→ PROVIDED RECORDS
== == ==
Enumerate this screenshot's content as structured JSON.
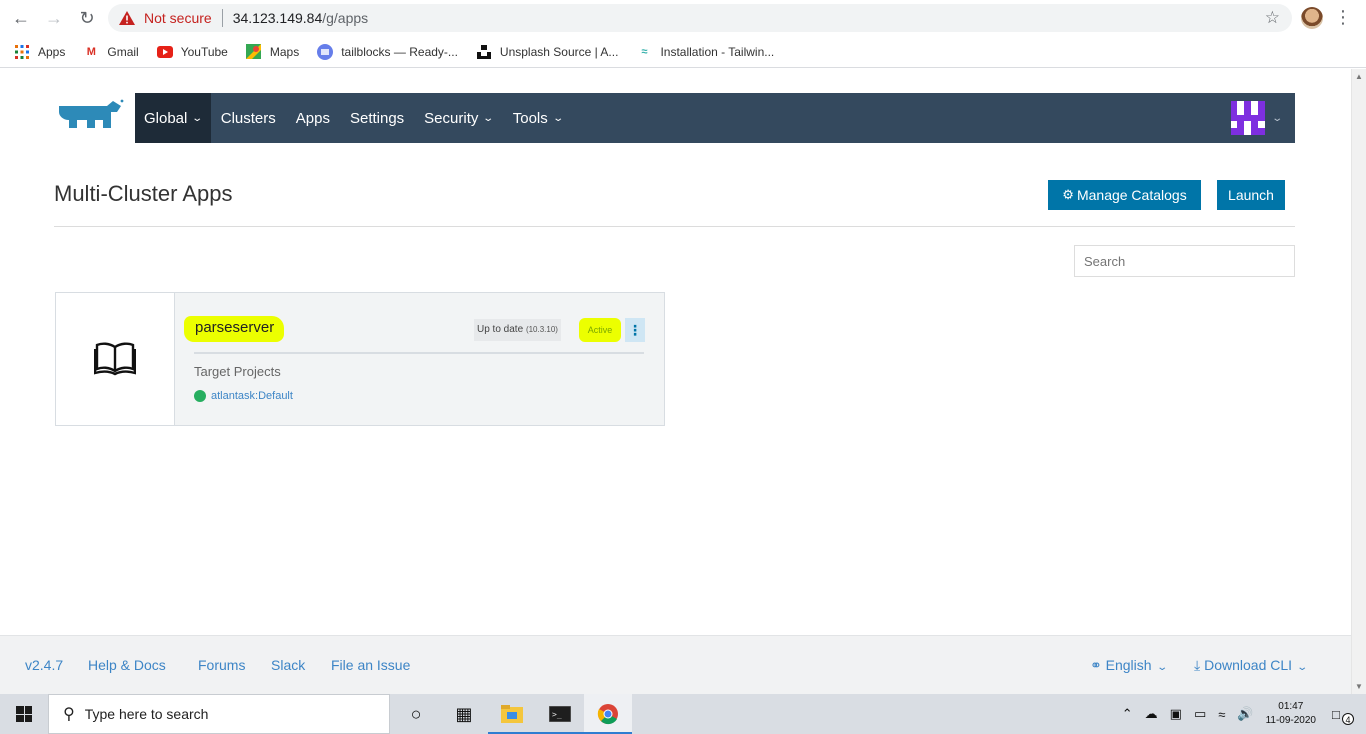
{
  "browser": {
    "not_secure_label": "Not secure",
    "url_host": "34.123.149.84",
    "url_path": "/g/apps",
    "bookmarks": [
      {
        "label": "Apps",
        "icon": "apps-grid-icon"
      },
      {
        "label": "Gmail",
        "icon": "gmail-icon"
      },
      {
        "label": "YouTube",
        "icon": "youtube-icon"
      },
      {
        "label": "Maps",
        "icon": "maps-icon"
      },
      {
        "label": "tailblocks — Ready-...",
        "icon": "tailblocks-icon"
      },
      {
        "label": "Unsplash Source | A...",
        "icon": "unsplash-icon"
      },
      {
        "label": "Installation - Tailwin...",
        "icon": "tailwind-icon"
      }
    ]
  },
  "topnav": {
    "items": [
      {
        "label": "Global",
        "dropdown": true,
        "active": true
      },
      {
        "label": "Clusters",
        "dropdown": false
      },
      {
        "label": "Apps",
        "dropdown": false
      },
      {
        "label": "Settings",
        "dropdown": false
      },
      {
        "label": "Security",
        "dropdown": true
      },
      {
        "label": "Tools",
        "dropdown": true
      }
    ],
    "bg_color": "#34495e",
    "active_color": "#1e2b38"
  },
  "main": {
    "title": "Multi-Cluster Apps",
    "manage_catalogs_label": "Manage Catalogs",
    "launch_label": "Launch",
    "search_placeholder": "Search",
    "accent_color": "#0075a8"
  },
  "app": {
    "name": "parseserver",
    "upgrade_status": "Up to date",
    "version": "(10.3.10)",
    "state": "Active",
    "actions_icon": "⋮",
    "target_projects_label": "Target Projects",
    "project": "atlantask:Default",
    "highlight_color": "#ecff00",
    "state_color": "#27ae60"
  },
  "footer": {
    "version": "v2.4.7",
    "help": "Help & Docs",
    "forums": "Forums",
    "slack": "Slack",
    "issue": "File an Issue",
    "language": "English",
    "download": "Download CLI"
  },
  "taskbar": {
    "search_placeholder": "Type here to search",
    "time": "01:47",
    "date": "11-09-2020",
    "notification_count": "4"
  }
}
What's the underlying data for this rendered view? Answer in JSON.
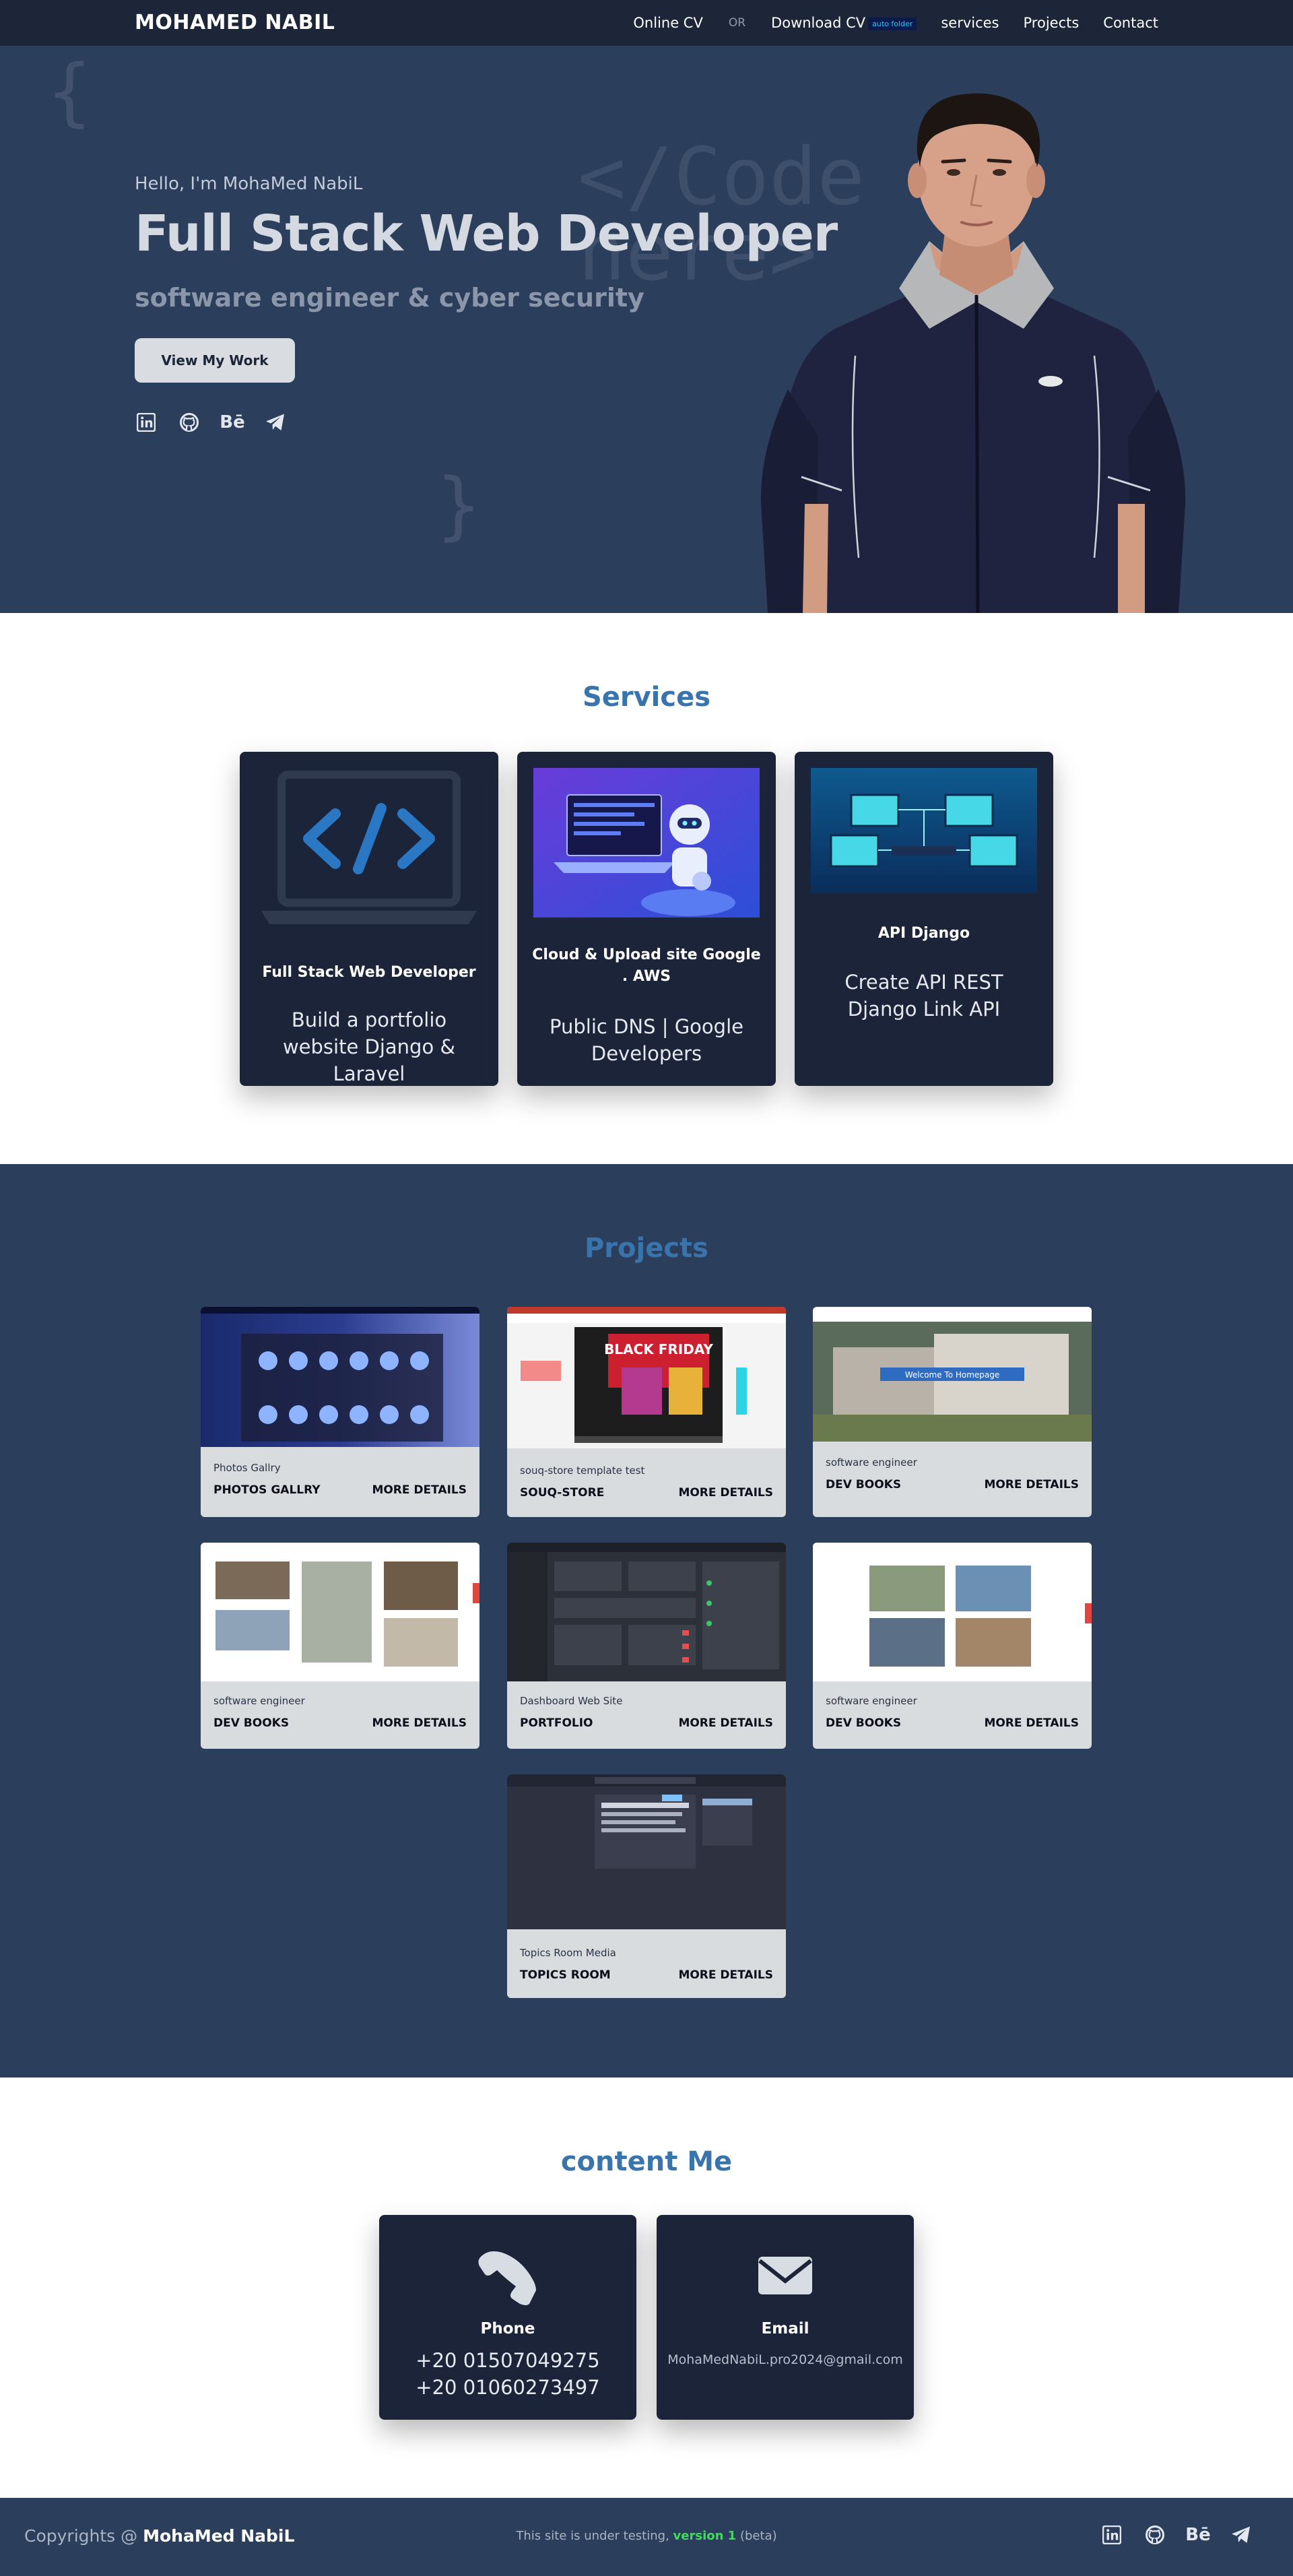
{
  "nav": {
    "brand": "MOHAMED NABIL",
    "online_cv": "Online CV",
    "or": "OR",
    "download_cv": "Download CV",
    "download_badge": "auto folder",
    "services": "services",
    "projects": "Projects",
    "contact": "Contact"
  },
  "hero": {
    "hello": "Hello, I'm MohaMed NabiL",
    "title": "Full Stack Web Developer",
    "subtitle": "software engineer & cyber security",
    "button": "View My Work",
    "code_text": "</Code\nhere>",
    "brace_open": "{",
    "brace_close": "}",
    "socials": [
      "linkedin-icon",
      "github-icon",
      "behance-icon",
      "telegram-icon"
    ],
    "behance_text": "Bē"
  },
  "services": {
    "title": "Services",
    "items": [
      {
        "name": "Full Stack Web Developer",
        "desc": "Build a portfolio website Django & Laravel"
      },
      {
        "name": "Cloud & Upload site Google . AWS",
        "desc": "Public DNS | Google Developers"
      },
      {
        "name": "API Django",
        "desc": "Create API REST Django Link API"
      }
    ]
  },
  "projects": {
    "title": "Projects",
    "more": "MORE DETAILS",
    "items": [
      {
        "category": "Photos Gallry",
        "name": "PHOTOS GALLRY"
      },
      {
        "category": "souq-store template test",
        "name": "SOUQ-STORE"
      },
      {
        "category": "software engineer",
        "name": "DEV BOOKS"
      },
      {
        "category": "software engineer",
        "name": "DEV BOOKS"
      },
      {
        "category": "Dashboard Web Site",
        "name": "PORTFOLIO"
      },
      {
        "category": "software engineer",
        "name": "DEV BOOKS"
      },
      {
        "category": "Topics Room Media",
        "name": "TOPICS ROOM"
      }
    ],
    "thumb_texts": {
      "black_friday": "BLACK FRIDAY",
      "welcome": "Welcome To Homepage"
    }
  },
  "contact": {
    "title": "content Me",
    "phone_label": "Phone",
    "phone_1": "+20 01507049275",
    "phone_2": "+20 01060273497",
    "email_label": "Email",
    "email": "MohaMedNabiL.pro2024@gmail.com"
  },
  "footer": {
    "copy_prefix": "Copyrights @",
    "copy_name": "MohaMed NabiL",
    "testing_prefix": "This site is under testing,",
    "version": "version 1",
    "beta": "(beta)"
  },
  "colors": {
    "nav_bg": "#1c2638",
    "hero_bg": "#2b3e5c",
    "card_bg": "#1b2438",
    "heading_blue": "#3a74ad",
    "version_green": "#3fdc5a"
  }
}
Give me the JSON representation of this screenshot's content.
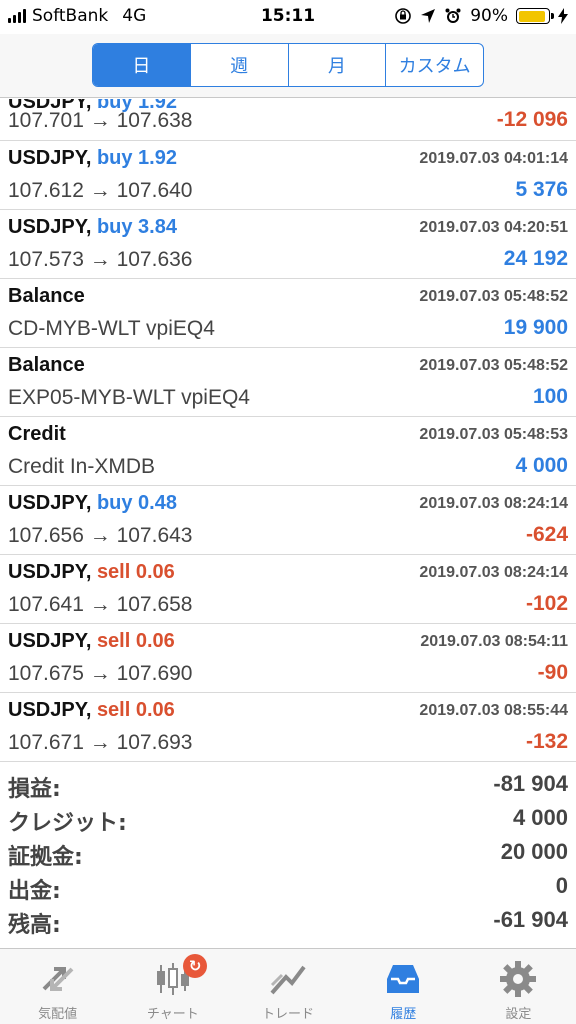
{
  "status_bar": {
    "carrier": "SoftBank",
    "network": "4G",
    "time": "15:11",
    "battery": "90%",
    "battery_level": 0.9
  },
  "period_tabs": [
    {
      "label": "日",
      "active": true
    },
    {
      "label": "週",
      "active": false
    },
    {
      "label": "月",
      "active": false
    },
    {
      "label": "カスタム",
      "active": false
    }
  ],
  "history": [
    {
      "symbol": "",
      "side": "",
      "side_type": "",
      "time": "",
      "detail": "107.701 → 107.638",
      "value": "-12 096",
      "value_type": "neg"
    },
    {
      "symbol": "USDJPY,",
      "side": "buy 1.92",
      "side_type": "buy",
      "time": "2019.07.03 04:01:14",
      "detail": "107.612 → 107.640",
      "value": "5 376",
      "value_type": "pos"
    },
    {
      "symbol": "USDJPY,",
      "side": "buy 3.84",
      "side_type": "buy",
      "time": "2019.07.03 04:20:51",
      "detail": "107.573 → 107.636",
      "value": "24 192",
      "value_type": "pos"
    },
    {
      "symbol": "Balance",
      "side": "",
      "side_type": "",
      "time": "2019.07.03 05:48:52",
      "detail": "CD-MYB-WLT vpiEQ4",
      "value": "19 900",
      "value_type": "pos"
    },
    {
      "symbol": "Balance",
      "side": "",
      "side_type": "",
      "time": "2019.07.03 05:48:52",
      "detail": "EXP05-MYB-WLT vpiEQ4",
      "value": "100",
      "value_type": "pos"
    },
    {
      "symbol": "Credit",
      "side": "",
      "side_type": "",
      "time": "2019.07.03 05:48:53",
      "detail": "Credit In-XMDB",
      "value": "4 000",
      "value_type": "pos"
    },
    {
      "symbol": "USDJPY,",
      "side": "buy 0.48",
      "side_type": "buy",
      "time": "2019.07.03 08:24:14",
      "detail": "107.656 → 107.643",
      "value": "-624",
      "value_type": "neg"
    },
    {
      "symbol": "USDJPY,",
      "side": "sell 0.06",
      "side_type": "sell",
      "time": "2019.07.03 08:24:14",
      "detail": "107.641 → 107.658",
      "value": "-102",
      "value_type": "neg"
    },
    {
      "symbol": "USDJPY,",
      "side": "sell 0.06",
      "side_type": "sell",
      "time": "2019.07.03 08:54:11",
      "detail": "107.675 → 107.690",
      "value": "-90",
      "value_type": "neg"
    },
    {
      "symbol": "USDJPY,",
      "side": "sell 0.06",
      "side_type": "sell",
      "time": "2019.07.03 08:55:44",
      "detail": "107.671 → 107.693",
      "value": "-132",
      "value_type": "neg"
    }
  ],
  "summary": [
    {
      "label": "損益:",
      "value": "-81 904"
    },
    {
      "label": "クレジット:",
      "value": "4 000"
    },
    {
      "label": "証拠金:",
      "value": "20 000"
    },
    {
      "label": "出金:",
      "value": "0"
    },
    {
      "label": "残高:",
      "value": "-61 904"
    }
  ],
  "tabbar": [
    {
      "label": "気配値",
      "icon": "quotes-icon",
      "active": false
    },
    {
      "label": "チャート",
      "icon": "chart-icon",
      "active": false,
      "badge": "↻"
    },
    {
      "label": "トレード",
      "icon": "trade-icon",
      "active": false
    },
    {
      "label": "履歴",
      "icon": "history-icon",
      "active": true
    },
    {
      "label": "設定",
      "icon": "settings-icon",
      "active": false
    }
  ],
  "colors": {
    "accent": "#2f7fe0",
    "negative": "#d9502f",
    "battery": "#f2c500",
    "badge": "#e8583a"
  }
}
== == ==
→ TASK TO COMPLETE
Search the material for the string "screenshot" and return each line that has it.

→ OUTPUT FOR THIS TASK
Enumerate this screenshot's content as structured JSON.
Give me the JSON representation of this screenshot's content.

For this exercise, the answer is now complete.